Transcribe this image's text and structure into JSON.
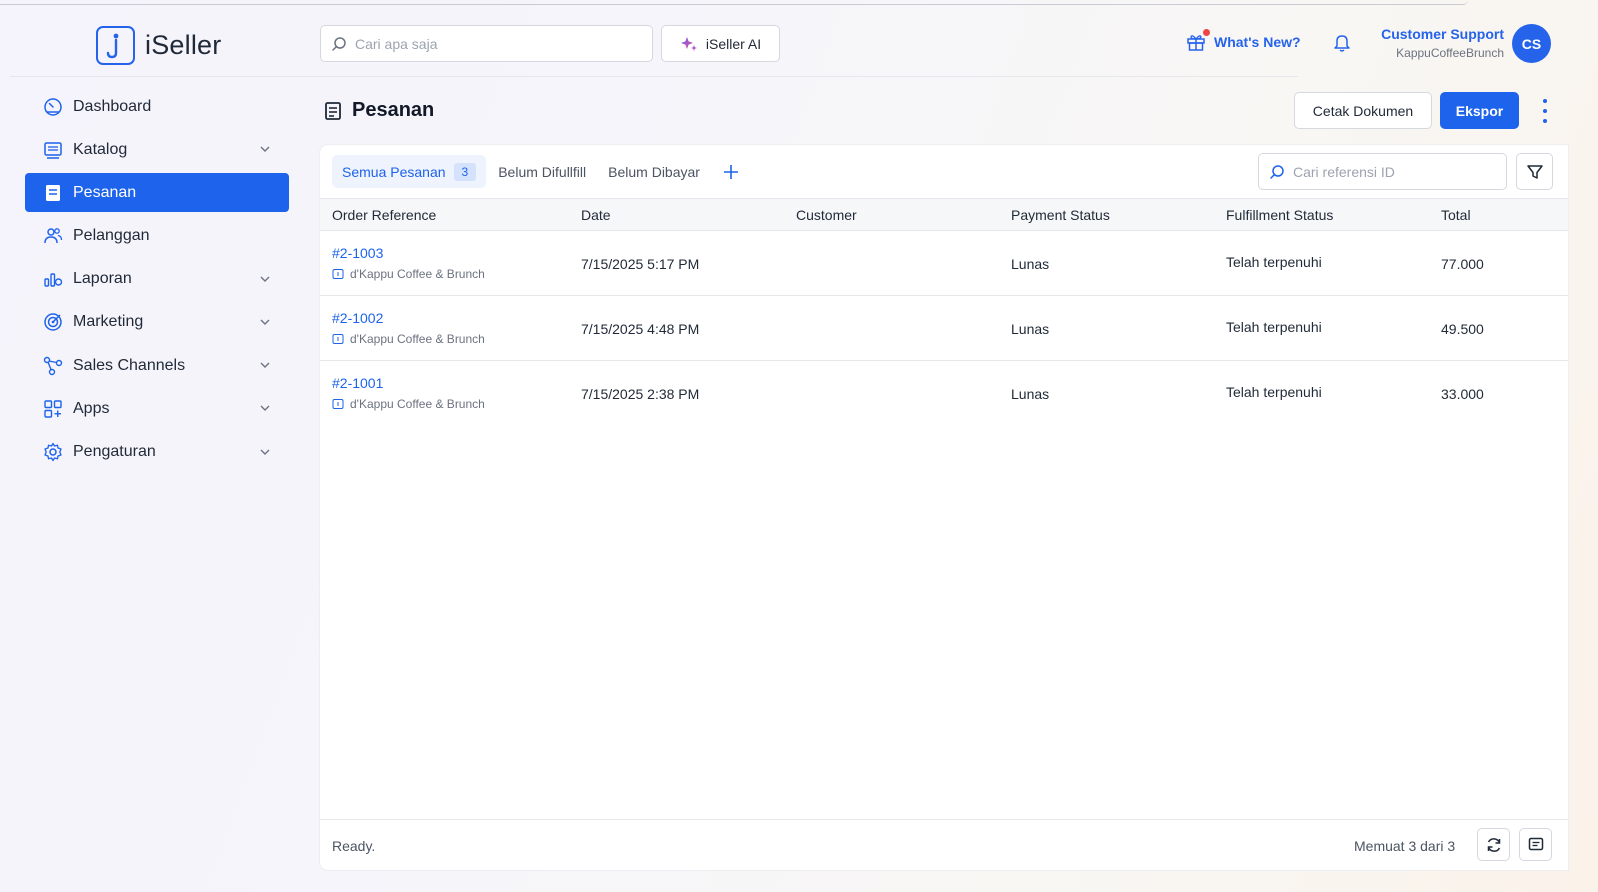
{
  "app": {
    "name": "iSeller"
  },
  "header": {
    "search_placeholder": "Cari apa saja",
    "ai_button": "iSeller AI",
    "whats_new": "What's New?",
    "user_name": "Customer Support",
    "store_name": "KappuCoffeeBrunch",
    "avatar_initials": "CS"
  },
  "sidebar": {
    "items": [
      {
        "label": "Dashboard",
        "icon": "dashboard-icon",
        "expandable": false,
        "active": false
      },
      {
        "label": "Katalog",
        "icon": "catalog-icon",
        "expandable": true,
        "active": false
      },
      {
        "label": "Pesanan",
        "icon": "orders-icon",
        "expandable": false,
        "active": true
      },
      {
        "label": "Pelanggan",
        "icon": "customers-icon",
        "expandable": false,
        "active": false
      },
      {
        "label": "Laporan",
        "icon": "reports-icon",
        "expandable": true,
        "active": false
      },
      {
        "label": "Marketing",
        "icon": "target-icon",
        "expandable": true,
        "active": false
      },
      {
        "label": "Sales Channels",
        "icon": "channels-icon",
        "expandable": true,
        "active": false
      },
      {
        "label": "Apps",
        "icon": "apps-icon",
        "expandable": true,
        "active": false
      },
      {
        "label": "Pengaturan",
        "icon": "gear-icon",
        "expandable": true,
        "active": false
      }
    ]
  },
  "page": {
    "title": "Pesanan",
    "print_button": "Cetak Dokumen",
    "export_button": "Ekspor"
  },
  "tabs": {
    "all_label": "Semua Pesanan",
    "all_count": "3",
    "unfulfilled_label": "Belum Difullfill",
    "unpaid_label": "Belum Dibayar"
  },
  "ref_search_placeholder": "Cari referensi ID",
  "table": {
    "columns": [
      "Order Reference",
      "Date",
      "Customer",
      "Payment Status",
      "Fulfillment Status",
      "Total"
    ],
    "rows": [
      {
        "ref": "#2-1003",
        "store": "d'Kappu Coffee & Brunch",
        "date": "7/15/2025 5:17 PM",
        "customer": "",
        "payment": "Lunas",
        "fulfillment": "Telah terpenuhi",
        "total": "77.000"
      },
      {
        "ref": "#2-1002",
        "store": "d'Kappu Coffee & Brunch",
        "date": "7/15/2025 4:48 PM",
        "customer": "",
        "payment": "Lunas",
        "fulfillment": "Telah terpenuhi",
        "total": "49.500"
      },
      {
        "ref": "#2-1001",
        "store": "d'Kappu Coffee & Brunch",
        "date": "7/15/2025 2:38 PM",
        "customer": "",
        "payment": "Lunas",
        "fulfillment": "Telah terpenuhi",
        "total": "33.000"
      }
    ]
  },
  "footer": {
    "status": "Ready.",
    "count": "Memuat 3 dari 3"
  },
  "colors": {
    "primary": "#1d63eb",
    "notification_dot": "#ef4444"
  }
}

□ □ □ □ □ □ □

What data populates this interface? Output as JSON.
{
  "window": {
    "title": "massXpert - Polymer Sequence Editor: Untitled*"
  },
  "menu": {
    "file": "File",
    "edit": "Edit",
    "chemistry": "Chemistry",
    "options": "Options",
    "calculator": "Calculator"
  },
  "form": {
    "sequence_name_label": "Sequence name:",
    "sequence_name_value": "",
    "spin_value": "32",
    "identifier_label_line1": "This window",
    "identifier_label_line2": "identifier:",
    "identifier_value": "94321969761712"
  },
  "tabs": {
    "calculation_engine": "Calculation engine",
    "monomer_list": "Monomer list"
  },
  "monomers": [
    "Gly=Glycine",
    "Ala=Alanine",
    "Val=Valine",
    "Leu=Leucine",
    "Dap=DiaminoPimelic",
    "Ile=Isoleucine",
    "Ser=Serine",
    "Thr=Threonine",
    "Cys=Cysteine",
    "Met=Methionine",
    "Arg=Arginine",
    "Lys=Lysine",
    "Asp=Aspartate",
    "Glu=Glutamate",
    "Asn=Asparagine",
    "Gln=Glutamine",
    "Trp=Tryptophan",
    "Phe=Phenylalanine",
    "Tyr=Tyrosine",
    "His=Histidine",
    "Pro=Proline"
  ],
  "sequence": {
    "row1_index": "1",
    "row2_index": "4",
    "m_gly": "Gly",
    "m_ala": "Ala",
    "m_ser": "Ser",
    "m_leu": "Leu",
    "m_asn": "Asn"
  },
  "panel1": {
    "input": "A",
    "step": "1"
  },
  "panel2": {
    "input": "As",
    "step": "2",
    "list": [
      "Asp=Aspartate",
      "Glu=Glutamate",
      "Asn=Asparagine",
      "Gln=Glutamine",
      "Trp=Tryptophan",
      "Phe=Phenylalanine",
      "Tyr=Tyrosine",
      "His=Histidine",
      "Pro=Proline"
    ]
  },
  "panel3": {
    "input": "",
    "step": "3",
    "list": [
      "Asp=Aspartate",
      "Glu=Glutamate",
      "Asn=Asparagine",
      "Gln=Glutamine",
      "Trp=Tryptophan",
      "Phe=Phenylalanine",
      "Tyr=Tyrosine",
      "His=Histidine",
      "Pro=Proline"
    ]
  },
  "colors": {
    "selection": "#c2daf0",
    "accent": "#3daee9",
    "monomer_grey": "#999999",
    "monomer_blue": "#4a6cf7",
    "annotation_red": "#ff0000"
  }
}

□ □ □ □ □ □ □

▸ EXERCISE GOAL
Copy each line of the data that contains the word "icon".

▸ TASK SOLUTION
        "icon": "dashboard-icon",
        "icon": "catalog-icon",
        "icon": "orders-icon",
        "icon": "customers-icon",
        "icon": "reports-icon",
        "icon": "target-icon",
        "icon": "channels-icon",
        "icon": "apps-icon",
        "icon": "gear-icon",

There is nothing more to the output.